    Thank you for sharing this story. Your family is in my thoughts and prayers!!
  9. Janet Hammond January 16, 11:35
    Wow! What a story. I'm so happy that things are going well for Emmett. Very strange that this story showed up on my FB page the very next day after I removed button batteries from some of our grandchildren's toys. Our four month old niece was coming to spend the day & I still have all of our grand daughter's toys that are still like brand new with the exception of needing new batteries. Every toy that I opened has button batteries in it. Although they do have a secure cover with a screw that has to be removed to get to the batteries, if they are so dangerous for children then why are they used in most of the children's toys? This definitely has been a good learning lesson & I thank you for sharing you story. Good luck to Emmett on his future healing.
  10. Michelle January 16, 13:17
    Thank you so much for being so brave and sharing your story. I'm certain you have helped other children and made us all aware. I have shared your story with many and we all were unaware of the dangers of button batteries. I will keep your family in my prayers.
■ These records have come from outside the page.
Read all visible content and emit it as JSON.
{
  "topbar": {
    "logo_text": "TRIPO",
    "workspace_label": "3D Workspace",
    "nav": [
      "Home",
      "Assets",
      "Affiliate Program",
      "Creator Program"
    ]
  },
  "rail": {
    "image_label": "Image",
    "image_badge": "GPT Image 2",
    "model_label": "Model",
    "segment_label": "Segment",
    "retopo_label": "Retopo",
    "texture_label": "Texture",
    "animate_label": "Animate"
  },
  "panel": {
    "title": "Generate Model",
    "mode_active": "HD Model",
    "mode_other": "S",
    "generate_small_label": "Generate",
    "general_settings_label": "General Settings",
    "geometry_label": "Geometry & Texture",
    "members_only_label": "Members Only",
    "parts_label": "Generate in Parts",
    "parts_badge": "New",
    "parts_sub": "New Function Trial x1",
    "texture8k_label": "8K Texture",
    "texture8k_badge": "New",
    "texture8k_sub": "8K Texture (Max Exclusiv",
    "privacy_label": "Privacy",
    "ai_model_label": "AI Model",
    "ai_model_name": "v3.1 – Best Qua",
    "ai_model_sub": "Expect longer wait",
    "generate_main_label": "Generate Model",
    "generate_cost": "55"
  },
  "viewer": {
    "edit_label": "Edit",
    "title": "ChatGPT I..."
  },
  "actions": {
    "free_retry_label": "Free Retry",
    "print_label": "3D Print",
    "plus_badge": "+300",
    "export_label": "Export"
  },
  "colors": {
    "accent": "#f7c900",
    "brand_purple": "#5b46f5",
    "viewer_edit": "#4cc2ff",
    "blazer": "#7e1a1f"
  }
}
  11. Amy January 17, 23:08
    Thank you for sharing your story. What a precious little boy you have!
  12. Tina Evancho February 05, 13:53
    My daughter almost died from a button battery lodged above the stomach pressed up against the aorta. The emergency room workers didn't even know the damage a battery like this within two hours. I feel so lucky my daughter Abigail even survived this ordeal. I thought I was the only parent to go through something like this. It breaks my heart to see so many children have suffered like Abby. When are they going to stop putting these batteries in our children's toys????
  13. […] traveled a long road to get here. You can read more about his recovery from a button battery injury here,here, and […]
  14. […] My youngest son, Emmett, swallowed a button battery eight years ago and has suffered serious injuries to his airway and lungs as a result. The damage to Emmett’s esophagus and airway led to 68 surgical procedures and therapies. He’s on the upswing now but we have traveled a long road to get here. You can read more about Emmett’s experience on a previous blog post: Life After Swallowing a Button Battery. […]